• [YOUR OBJECTIVE]
Restate every entry verbatim; drop the pictures.

• [SOURCE DATA]
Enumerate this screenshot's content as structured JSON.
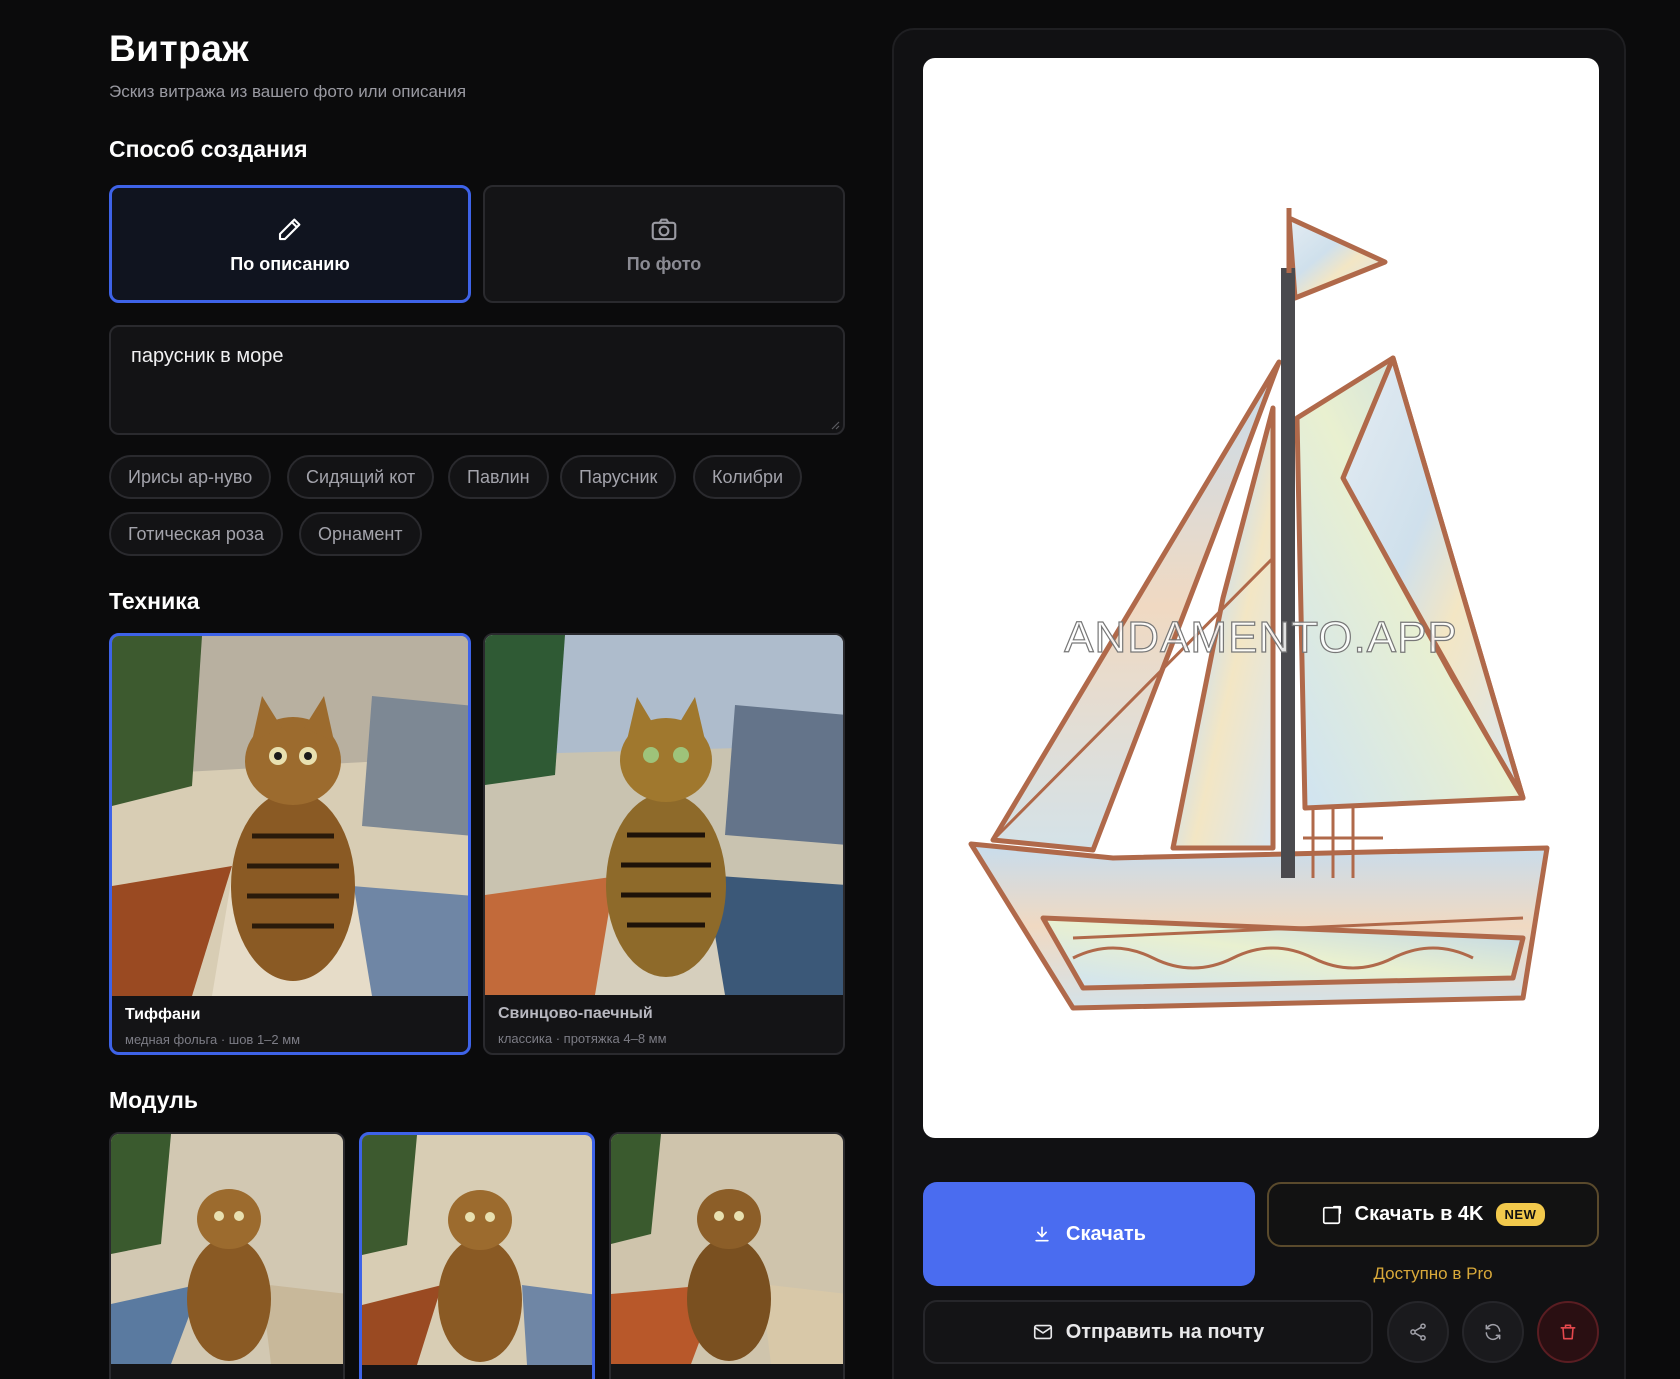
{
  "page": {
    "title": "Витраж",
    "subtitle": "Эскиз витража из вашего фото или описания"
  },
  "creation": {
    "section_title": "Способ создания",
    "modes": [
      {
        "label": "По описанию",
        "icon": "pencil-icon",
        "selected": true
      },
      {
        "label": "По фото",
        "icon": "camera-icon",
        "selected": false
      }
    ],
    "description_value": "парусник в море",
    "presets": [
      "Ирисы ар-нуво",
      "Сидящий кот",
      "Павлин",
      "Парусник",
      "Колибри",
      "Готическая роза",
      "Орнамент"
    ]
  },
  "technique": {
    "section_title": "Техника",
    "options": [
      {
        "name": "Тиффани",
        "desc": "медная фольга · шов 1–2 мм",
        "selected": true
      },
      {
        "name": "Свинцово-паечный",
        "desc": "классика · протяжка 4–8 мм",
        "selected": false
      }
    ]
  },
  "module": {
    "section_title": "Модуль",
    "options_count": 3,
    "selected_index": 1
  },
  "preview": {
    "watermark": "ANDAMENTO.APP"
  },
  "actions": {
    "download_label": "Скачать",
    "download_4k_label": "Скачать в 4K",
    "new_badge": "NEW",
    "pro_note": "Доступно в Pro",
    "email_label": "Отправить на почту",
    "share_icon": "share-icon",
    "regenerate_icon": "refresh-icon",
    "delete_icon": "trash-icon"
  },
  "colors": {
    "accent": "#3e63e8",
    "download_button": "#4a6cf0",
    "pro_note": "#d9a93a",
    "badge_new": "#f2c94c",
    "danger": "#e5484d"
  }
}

• [SOLUTION]
Enumerate this screenshot's content as structured JSON.
{
  "page": {
    "title": "Витраж",
    "subtitle": "Эскиз витража из вашего фото или описания"
  },
  "creation": {
    "section_title": "Способ создания",
    "modes": [
      {
        "label": "По описанию",
        "icon": "pencil-icon",
        "selected": true
      },
      {
        "label": "По фото",
        "icon": "camera-icon",
        "selected": false
      }
    ],
    "description_value": "парусник в море",
    "presets": [
      "Ирисы ар-нуво",
      "Сидящий кот",
      "Павлин",
      "Парусник",
      "Колибри",
      "Готическая роза",
      "Орнамент"
    ]
  },
  "technique": {
    "section_title": "Техника",
    "options": [
      {
        "name": "Тиффани",
        "desc": "медная фольга · шов 1–2 мм",
        "selected": true
      },
      {
        "name": "Свинцово-паечный",
        "desc": "классика · протяжка 4–8 мм",
        "selected": false
      }
    ]
  },
  "module": {
    "section_title": "Модуль",
    "options_count": 3,
    "selected_index": 1
  },
  "preview": {
    "watermark": "ANDAMENTO.APP"
  },
  "actions": {
    "download_label": "Скачать",
    "download_4k_label": "Скачать в 4K",
    "new_badge": "NEW",
    "pro_note": "Доступно в Pro",
    "email_label": "Отправить на почту",
    "share_icon": "share-icon",
    "regenerate_icon": "refresh-icon",
    "delete_icon": "trash-icon"
  },
  "colors": {
    "accent": "#3e63e8",
    "download_button": "#4a6cf0",
    "pro_note": "#d9a93a",
    "badge_new": "#f2c94c",
    "danger": "#e5484d"
  }
}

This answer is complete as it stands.